The Tribune, Wednesday, September 3, 1873, Pg. 3:


            Died at his residence, near Independence, on Saturday night, August 30, of typhoid fever, after a lingering illness from inflammatory rheumatism, Captain Maurice S. Bell, Representative of the 65th district in the Kansas Legislature, aged about 38 years.

            Captain Bell was one of our best citizens, and highly respected by all who knew him as a neighbor, Christian and citizen.  While unassuming in manner he never shrank from duty, but was always ready to extend a helping hand, or do service in whatever capacity to which he was called.

            During the early days of the late war, he entered the army from Oberlin, Ohio, and after serving a few months, was detailed, on account of his energy and skill, and placed in the secret service, in which he served for over a year, doing credit to himself and the department.

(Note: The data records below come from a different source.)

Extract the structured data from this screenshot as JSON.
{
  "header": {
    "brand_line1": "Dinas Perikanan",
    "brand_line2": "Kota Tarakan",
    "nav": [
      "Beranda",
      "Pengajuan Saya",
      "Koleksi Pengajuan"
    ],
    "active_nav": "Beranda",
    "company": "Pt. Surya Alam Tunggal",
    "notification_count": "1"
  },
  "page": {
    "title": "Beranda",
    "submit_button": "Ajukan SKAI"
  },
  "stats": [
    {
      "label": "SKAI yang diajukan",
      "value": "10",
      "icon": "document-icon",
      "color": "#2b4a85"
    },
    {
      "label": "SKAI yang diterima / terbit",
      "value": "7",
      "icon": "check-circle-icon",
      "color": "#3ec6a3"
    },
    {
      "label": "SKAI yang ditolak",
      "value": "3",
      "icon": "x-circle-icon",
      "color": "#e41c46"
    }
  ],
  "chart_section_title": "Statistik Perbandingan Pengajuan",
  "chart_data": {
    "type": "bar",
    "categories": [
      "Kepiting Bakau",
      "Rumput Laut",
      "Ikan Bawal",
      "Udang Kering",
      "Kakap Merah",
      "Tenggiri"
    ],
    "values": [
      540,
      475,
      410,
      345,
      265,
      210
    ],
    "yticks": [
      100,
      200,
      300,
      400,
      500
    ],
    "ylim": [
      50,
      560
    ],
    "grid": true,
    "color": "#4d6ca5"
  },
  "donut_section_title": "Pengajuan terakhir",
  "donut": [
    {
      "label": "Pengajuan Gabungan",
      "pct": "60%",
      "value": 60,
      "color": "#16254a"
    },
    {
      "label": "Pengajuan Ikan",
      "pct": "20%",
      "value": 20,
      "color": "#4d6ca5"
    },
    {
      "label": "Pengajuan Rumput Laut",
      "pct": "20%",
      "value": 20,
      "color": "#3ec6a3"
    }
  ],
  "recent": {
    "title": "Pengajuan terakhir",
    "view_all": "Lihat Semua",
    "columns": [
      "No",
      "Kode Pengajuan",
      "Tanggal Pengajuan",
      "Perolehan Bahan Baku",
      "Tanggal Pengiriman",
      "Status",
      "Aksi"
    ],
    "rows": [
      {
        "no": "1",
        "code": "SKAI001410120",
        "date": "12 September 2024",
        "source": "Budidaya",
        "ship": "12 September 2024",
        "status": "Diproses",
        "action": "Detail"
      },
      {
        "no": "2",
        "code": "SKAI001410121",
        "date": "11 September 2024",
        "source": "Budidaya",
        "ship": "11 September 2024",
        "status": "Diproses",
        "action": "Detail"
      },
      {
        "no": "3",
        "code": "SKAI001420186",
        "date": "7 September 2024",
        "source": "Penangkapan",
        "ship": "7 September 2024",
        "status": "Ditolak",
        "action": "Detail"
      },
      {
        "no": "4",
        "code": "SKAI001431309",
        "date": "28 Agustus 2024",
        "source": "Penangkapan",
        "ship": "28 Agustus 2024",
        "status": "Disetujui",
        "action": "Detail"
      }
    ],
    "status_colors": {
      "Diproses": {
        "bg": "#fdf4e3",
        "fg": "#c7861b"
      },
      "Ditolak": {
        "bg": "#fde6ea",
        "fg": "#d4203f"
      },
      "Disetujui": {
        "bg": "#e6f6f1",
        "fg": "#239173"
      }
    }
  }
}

            After this he returned to his home, organized a company and entered the service of the eastern army, where he served until the close of the war, with honor and distinction.

            In 1866 he removed to Linn County, in this state, where he taught school and took an active part in all passing events.  In September 1869, he removed to this county, where he has resided since, taking a leading part in all the pioneer struggles.  He was elected judge of a claim court, and exercised his power with justice and distinction until the inauguration of civil courts and at all times doing his full part in building up the county and town.  He served the county, township and city in various capacities, and discharged all duties with ability and promptness.  Last November he was elected a member of the legislature and in January following married Miss P. B. Grant, and left immediately for his duties in Topeka, which he sought diligently to represent his constituency and here it was he contracted the disease which kept him a invalid during the spring and summer, and was just recovering when typhoid fever set in and caused his death.  On Sabbath a large concourse of sorrowing friends followed his remains to Mount Hope cemetery, where he was buried.

 Contributed by Mrs. Maryann Johnson a Civil war researcher and a volunteer in the Kansas Room of the Independence Public Library, Independence, Kansas.